[Extracted information]

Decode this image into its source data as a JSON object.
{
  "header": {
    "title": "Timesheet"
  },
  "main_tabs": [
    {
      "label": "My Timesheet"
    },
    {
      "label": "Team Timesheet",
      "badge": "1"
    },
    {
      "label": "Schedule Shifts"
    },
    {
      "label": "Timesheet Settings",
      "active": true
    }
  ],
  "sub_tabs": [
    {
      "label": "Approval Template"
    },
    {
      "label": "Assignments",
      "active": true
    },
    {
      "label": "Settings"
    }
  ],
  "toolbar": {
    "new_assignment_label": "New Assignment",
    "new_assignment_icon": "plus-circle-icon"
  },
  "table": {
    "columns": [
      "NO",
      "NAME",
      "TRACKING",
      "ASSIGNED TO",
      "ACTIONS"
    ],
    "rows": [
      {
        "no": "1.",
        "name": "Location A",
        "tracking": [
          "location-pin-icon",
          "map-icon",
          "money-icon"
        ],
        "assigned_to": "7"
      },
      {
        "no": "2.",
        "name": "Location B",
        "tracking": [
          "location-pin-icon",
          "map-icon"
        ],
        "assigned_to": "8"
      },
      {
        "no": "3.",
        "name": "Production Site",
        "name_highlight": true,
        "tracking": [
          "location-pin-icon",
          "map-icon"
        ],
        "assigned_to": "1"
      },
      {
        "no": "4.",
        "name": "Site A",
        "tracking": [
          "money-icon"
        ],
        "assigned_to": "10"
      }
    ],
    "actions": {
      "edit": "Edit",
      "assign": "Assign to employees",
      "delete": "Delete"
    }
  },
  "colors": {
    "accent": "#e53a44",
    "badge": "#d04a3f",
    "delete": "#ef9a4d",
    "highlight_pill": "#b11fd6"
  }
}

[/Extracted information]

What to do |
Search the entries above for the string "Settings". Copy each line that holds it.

Written answer |
      "label": "Timesheet Settings",
      "label": "Settings"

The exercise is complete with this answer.